The Center for Southeast Asian Studies Presents: Richard Chu on Chinese Merchant Families of Manila

The Center for Southeast Asian Studies invites the public for a Friday-at-Noon lecture

Friday, January 29
Chinese Merchant Families of Manila: Negotiating Identities from the Spanish Colonial Period to the Present
Richard Chu, University of Massachusetts, Amherst

noon – 1:30 pm
1636 SSWB/International Institute

Mariano Limjap and family, circa 1920s. Mariano was a Chinese mestizo whose father was one of the known Chinese "tycoons" of Binondo in the late 19th century. As one of the leading participants in the Reform Movement and the revolutions against Spain and the United States, Mariano's "Chinese-ness" is often neglected in nationalist histories.

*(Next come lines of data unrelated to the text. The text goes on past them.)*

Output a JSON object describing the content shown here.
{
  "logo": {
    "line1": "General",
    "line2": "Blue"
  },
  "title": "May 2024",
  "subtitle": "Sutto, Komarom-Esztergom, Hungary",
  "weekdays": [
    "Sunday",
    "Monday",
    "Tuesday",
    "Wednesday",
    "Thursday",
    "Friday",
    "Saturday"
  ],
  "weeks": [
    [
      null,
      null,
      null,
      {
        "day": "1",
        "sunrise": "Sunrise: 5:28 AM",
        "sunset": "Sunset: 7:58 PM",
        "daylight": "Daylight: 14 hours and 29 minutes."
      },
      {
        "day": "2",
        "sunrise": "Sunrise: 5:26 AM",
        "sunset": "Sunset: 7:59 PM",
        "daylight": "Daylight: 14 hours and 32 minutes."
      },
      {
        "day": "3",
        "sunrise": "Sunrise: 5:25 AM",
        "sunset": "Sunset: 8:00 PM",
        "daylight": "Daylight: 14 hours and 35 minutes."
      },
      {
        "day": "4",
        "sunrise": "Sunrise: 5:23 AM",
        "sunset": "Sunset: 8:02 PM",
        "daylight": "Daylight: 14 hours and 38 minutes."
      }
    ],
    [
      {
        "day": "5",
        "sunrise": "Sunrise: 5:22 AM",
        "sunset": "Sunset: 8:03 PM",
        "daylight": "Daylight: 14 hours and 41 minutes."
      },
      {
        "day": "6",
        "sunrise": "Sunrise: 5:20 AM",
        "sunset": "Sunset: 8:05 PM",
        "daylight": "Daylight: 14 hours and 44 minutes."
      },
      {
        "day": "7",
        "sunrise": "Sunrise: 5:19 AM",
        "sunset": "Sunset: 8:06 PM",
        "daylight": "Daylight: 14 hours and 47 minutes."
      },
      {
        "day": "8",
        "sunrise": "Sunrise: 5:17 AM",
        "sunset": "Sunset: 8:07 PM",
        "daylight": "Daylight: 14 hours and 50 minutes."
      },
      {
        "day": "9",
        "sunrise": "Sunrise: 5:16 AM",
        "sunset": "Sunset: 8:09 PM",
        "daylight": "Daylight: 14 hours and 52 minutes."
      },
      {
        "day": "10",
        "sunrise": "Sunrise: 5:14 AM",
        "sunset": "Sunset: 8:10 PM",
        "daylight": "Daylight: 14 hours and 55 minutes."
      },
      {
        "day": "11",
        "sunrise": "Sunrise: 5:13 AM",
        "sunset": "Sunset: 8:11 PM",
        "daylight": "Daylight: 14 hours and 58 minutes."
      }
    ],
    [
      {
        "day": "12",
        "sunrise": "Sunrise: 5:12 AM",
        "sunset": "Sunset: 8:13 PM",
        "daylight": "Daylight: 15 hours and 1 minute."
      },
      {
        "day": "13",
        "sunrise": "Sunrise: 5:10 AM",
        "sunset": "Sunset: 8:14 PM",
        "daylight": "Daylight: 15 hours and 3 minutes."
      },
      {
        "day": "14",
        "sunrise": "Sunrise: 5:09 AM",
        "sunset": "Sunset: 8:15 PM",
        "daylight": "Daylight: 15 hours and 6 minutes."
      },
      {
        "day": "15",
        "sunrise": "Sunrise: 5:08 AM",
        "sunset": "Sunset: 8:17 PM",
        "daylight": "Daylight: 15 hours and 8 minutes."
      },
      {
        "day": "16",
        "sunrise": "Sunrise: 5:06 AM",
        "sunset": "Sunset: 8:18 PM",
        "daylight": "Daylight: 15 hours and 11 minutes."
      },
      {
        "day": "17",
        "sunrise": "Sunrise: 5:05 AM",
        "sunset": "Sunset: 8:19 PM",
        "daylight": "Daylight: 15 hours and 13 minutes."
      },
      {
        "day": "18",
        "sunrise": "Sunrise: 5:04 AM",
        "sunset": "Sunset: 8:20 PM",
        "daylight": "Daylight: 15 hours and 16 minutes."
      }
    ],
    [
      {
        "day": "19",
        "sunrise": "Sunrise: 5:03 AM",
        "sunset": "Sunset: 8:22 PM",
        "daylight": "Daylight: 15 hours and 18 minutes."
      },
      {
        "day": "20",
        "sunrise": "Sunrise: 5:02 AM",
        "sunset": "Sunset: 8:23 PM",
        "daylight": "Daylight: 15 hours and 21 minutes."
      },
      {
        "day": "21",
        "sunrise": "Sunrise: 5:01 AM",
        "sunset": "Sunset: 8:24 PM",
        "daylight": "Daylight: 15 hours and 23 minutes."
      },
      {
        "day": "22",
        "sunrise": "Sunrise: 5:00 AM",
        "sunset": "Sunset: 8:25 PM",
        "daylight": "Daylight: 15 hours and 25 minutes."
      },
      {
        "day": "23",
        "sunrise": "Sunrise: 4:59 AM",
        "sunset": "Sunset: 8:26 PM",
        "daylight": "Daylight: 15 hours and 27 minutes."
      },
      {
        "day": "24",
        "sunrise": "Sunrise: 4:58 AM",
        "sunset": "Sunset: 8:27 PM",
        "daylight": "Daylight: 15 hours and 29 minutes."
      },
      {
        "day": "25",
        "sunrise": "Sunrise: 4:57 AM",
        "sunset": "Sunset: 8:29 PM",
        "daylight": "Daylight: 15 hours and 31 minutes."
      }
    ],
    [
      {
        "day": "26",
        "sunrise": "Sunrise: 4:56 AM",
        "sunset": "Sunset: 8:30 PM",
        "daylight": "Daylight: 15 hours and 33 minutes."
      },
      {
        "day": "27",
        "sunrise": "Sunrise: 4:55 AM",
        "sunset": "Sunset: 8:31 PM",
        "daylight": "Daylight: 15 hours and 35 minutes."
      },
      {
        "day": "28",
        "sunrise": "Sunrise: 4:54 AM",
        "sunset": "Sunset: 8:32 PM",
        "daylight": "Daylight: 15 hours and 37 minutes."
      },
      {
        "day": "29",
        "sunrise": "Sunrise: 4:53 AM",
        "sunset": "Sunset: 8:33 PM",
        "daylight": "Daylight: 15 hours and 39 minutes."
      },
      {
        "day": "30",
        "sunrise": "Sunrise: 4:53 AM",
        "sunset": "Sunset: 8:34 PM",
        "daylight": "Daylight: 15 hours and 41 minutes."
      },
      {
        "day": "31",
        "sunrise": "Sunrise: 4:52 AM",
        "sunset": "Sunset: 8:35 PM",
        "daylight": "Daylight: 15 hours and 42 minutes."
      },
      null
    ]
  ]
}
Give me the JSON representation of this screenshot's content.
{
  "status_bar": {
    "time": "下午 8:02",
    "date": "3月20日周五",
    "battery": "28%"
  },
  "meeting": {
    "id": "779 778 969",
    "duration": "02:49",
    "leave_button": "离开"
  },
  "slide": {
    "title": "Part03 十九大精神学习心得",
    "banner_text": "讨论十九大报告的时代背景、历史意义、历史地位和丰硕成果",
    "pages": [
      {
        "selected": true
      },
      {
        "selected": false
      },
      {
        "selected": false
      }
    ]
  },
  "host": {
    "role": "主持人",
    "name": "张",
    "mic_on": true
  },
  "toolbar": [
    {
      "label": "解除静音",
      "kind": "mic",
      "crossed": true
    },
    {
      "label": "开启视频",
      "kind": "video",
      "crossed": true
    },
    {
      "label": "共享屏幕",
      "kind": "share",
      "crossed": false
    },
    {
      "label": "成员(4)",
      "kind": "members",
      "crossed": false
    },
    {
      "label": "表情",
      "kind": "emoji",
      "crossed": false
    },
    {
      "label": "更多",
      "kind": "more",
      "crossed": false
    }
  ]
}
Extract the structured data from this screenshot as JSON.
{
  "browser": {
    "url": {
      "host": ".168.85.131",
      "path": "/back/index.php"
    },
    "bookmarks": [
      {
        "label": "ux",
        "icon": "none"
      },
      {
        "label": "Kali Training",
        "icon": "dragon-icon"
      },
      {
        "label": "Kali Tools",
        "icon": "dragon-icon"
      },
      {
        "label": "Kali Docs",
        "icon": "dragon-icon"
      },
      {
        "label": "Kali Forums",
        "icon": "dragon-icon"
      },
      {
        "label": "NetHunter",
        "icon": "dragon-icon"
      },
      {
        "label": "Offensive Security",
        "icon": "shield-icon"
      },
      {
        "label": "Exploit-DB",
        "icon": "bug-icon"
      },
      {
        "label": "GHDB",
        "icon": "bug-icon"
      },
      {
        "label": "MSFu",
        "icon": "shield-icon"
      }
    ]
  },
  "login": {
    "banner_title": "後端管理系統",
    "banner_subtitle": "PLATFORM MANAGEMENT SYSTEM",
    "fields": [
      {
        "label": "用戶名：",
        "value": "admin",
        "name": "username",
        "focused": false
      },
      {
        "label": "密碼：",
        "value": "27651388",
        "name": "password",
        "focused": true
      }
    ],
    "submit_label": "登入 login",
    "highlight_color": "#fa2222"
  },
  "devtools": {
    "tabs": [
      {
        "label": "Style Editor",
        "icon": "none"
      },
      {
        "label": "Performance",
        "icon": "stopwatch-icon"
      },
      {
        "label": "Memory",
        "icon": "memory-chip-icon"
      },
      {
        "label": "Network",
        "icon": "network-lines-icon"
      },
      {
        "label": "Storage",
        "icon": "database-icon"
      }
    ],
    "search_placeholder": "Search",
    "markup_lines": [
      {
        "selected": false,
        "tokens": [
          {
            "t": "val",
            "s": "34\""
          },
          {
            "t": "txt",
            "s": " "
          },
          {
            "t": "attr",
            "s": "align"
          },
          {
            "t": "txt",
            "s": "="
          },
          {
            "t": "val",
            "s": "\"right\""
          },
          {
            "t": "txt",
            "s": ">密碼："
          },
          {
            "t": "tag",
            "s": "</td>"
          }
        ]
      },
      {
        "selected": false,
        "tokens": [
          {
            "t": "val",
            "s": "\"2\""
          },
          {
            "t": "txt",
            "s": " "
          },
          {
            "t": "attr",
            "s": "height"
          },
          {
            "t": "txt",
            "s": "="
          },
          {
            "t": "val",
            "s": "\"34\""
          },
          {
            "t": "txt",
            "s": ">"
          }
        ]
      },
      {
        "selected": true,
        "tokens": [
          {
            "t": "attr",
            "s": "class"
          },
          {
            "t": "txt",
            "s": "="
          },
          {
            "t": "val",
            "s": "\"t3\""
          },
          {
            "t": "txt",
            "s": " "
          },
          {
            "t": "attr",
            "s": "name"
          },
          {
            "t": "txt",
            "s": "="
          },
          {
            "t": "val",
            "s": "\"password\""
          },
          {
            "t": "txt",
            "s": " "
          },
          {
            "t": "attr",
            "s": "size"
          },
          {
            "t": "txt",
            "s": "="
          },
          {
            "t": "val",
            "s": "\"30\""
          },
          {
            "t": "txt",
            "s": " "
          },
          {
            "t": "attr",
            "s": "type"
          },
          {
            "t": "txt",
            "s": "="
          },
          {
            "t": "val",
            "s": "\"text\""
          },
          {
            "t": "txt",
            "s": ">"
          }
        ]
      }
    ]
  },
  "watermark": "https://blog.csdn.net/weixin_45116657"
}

"Sangley," "Infieles," "Intsik," "Mestizo," "Chekwa," "Tsinoy." For centuries, outside observers, governments, the Catholic Church, and scholars have called the Chinese in the Philippines different names at different times. Chu deconstructs the meanings of these terms by taking a micro-historical approach, demonstrating how Chinese merchant families in late colonial Manila negotiated their identities as they deployed border-crossing practices to elude or connive at efforts by dominant groups to localize them.

Richard T. Chu received his A.B. from Ateneo de Manila University (1986), his M.A. from Stanford University (1994), and his Ph.D. from University of Southern California (2003). His research focuses on the history of the Chinese in the Philippines, centering on issues of ethnicity, gender, and nationalism. He has just published his first major publication entitled The Chinese and Chinese Mestizos of Manila: Family, Identity, and Culture 1860s to 1930s (E.J. Brill). Chu is Five-College Assistant Professor of History at the University of Massachusetts, Amherst.

Posted by zzhu at January 26, 2010 03:19 PM